A few years ago someone gave me a Model T engine and transmission that had been in a basement in Chicago for several decades. I finally decided to tear it apart to see what is inside. It was in surprisingly good shape - cylinders are smooth and oil leaks past the rings very slowly, the bearings all feel good although I have not removed any bearing caps yet. 0.010 end play in the crank. Iron pistons.
I’d like to get the engine running even though I have no car to put it in.
The magneto coils all have about the same resistance to ground, so I guess they are good. The magnets all have magnetism. The timer has rusted away to nothing, and the front cover is cracked off where the oil filler cap goes. The belt pulley was rusted away to nothing. I have no crank or ratchet mechanism. The crankcase was dirty but not too bad. One of the motor mounts was badly bent and rusted. The block is dated 1917.
Where should I look for the parts I need?
At a swap meet I bought a transmission cover that takes a starter and a ring gear, but my engine did not have a starter or generator. Can I machine my flywheel to take the ring gear so I can have electric cranking?
Martin, welcome to the T world, or as some call it, the affliction. Before we start on your specific questions, here's something for all new T folks: http://dauntlessgeezer.com/DG80.html
The book says crankshaft end play should be .006 - .007, which matters because too much can give you magneto trouble. The MTFCA books will give you all the numbers and tell you what to do about them.
The magnets have magnetism, but is it enough? Each magnet should be strong enough to hold up one of those iron pistons. Again, the books will tell you what to do about recharging magnets. You can also Google previous forum posts by typing mtfca: and then the subject.
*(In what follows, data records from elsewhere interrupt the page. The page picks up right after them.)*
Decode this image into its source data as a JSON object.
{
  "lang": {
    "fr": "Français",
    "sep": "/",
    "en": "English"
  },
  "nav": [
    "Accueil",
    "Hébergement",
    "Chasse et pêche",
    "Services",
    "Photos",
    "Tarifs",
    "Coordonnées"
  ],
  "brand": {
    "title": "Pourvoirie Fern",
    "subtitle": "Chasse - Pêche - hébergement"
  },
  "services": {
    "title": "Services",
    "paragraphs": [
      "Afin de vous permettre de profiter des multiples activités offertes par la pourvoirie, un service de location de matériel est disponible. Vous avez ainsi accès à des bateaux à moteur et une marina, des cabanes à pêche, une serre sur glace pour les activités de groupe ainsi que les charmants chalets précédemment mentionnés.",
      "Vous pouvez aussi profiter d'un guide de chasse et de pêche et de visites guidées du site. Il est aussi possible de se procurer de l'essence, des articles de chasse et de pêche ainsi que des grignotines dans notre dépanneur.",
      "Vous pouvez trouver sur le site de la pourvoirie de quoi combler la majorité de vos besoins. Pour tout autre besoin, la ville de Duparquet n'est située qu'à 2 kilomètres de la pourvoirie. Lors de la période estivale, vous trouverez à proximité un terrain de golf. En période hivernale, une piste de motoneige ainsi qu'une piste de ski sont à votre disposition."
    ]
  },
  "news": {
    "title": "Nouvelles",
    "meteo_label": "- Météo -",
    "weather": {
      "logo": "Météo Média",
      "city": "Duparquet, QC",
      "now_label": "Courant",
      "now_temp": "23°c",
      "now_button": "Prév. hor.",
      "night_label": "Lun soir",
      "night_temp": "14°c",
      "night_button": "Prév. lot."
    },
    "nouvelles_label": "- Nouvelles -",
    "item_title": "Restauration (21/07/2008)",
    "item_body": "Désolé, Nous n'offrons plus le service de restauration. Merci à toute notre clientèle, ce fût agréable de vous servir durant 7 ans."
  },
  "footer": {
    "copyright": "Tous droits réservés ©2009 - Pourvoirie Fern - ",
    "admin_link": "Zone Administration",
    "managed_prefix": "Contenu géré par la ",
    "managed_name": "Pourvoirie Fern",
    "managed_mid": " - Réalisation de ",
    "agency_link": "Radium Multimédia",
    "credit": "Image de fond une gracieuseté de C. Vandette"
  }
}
A 1917 block can be used with a starter, but it isn't made to accommodate a generator. Electric start came with the 1919 model year. As long as you run on MAG and not BAT, a battery will give you a lot of starts between recharges in the shop. You can get a new or rebuilt timer from the many parts dealers. Lang's, Chaffin's, Bob's, and several others will have much of what you need. Search this website and the MTFCI site for lists of suppliers and services. Cranks and ratchets aren't quite a dime a dozen, but they are plentiful. The pan with the broken mount may be repairable, but it's likely to also need straightening on a jig made for the purpose. I expect it would be less costly to get a 1919 or later flywheel than to adapt the earlier one for a ring gear.
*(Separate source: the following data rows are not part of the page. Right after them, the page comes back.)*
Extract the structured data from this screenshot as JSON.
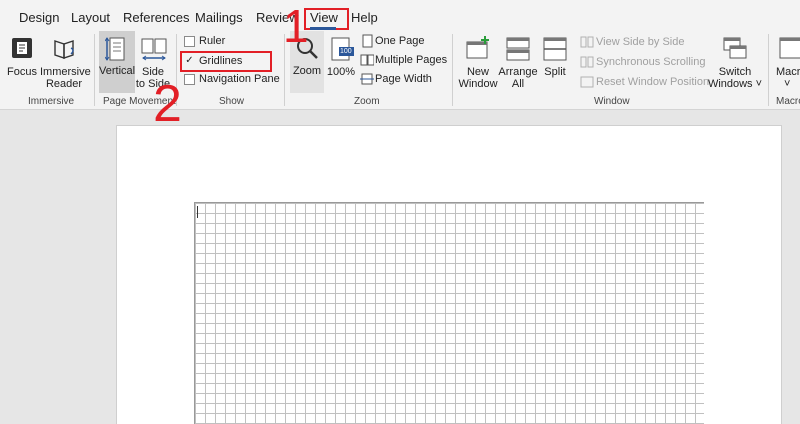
{
  "menu": {
    "tabs": [
      "Design",
      "Layout",
      "References",
      "Mailings",
      "Review",
      "View",
      "Help"
    ]
  },
  "ribbon": {
    "immersive": {
      "focus": "Focus",
      "immersive_reader_1": "Immersive",
      "immersive_reader_2": "Reader",
      "group": "Immersive"
    },
    "page_movement": {
      "vertical": "Vertical",
      "side_1": "Side",
      "side_2": "to Side",
      "group": "Page Movement"
    },
    "show": {
      "ruler": "Ruler",
      "gridlines": "Gridlines",
      "navigation_pane": "Navigation Pane",
      "gridlines_checked": "✓",
      "group": "Show"
    },
    "zoom": {
      "zoom": "Zoom",
      "hundred": "100%",
      "hundred_icon": "100",
      "one_page": "One Page",
      "multiple_pages": "Multiple Pages",
      "page_width": "Page Width",
      "group": "Zoom"
    },
    "window": {
      "new_1": "New",
      "new_2": "Window",
      "arrange_1": "Arrange",
      "arrange_2": "All",
      "split": "Split",
      "view_side": "View Side by Side",
      "sync_scroll": "Synchronous Scrolling",
      "reset_pos": "Reset Window Position",
      "switch_1": "Switch",
      "switch_2": "Windows ˅",
      "group": "Window"
    },
    "macros": {
      "macros_1": "Macro",
      "macros_2": "˅",
      "group": "Macro"
    }
  },
  "annotations": {
    "step1": "1",
    "step2": "2"
  },
  "colors": {
    "accent": "#2b579a",
    "annotation": "#e21f26"
  }
}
I'm a newbie too. A couple of months ago I purchased a 1925 model T. I hardly ever use the the self starter; I nearly always hand crank it.
In addition to the link Steve has shared, check out this one: http://www.mtfca.com/suppliers/Suppliers.htm
Thanks for your encouragement! I have already read the "Model T Ford Service" book and learned a lot from it. I'll get the other books too.
I have access to a lathe big enough to machine the flywheel, so I thought I'd try to mount the ring gear while the transmission is apart. I will recharge the magnets too.
Thank you too. I hope it will turn out to start easily with a hand crank. Thanks for the link to suppliers. I know Snyder's and Mac's for Model A parts, I have a '28 roadster with a flathead V-8 in it.
You probably already know this, but the flywheel should be machined to slightly larger then the inside diameter of the ring gear. The ring gear should then be heated with an Oxyacetylene torch to expand it to fit over the flywheel. When the ring gear cools, it will be shrunk-fit onto the flywheel.
For the record the allowance for a ring gear sweat fit is usually between 18-19 thousandths.
While most starter ring gears are a "sweat fit", model T ring gears are held in place by the magneto screws. They are usually a tight slip fit. They could be made to a sweat fit (if custom modifying), but if you also want to have the magneto on the flywheel, lining up the screw holes before the temperatures equalize and seize the gear could be difficult.
Just my thoughts.
A few of us still like to restore brass era and pre-starter Ts using correct (uncut) flywheels.
Drive carefully, and enjoy, W2
The flywheel could be modified for a ring gear, but why bother when there are so many ring gear flywheels available? I I have a bunch of them. We do a lot of starter conversions for folks no longer able to crank their T's.
Model T's when properly tuned are very easy and safe to start with the crank.
If you are by chance anywhere close to northern Ca., I can fix you up cheap with enough parts to build up a driveable chassis around your engine. Speedster project maybe?
Profile says Northbrook, north of Chicago. Lots of T activity in that part of the country. Finding parts should be no problem.
Be sure to mark the positions of the holes for the brass screws which hold the magnet pole pieces. Mark on the flywheel with a punch next to each hole. When you heat the gear to place it on the flywheel you have a short window of time to be able to position those holes before it shrinks. So you want to get it right the first time. Also important is the the gear bevels go toward the back side (opposite the magnets).
Try Bob's Antique Auto Parts
Loves Park, Il 815-633-7244
very close to you and good prices also.Bob
Indeed, as Wayne says, the Model T ring gear is not an interference fit. It installs at room temperature with no particular effort required.
Thank you all for your help and encouragement! I am in the Chicago area.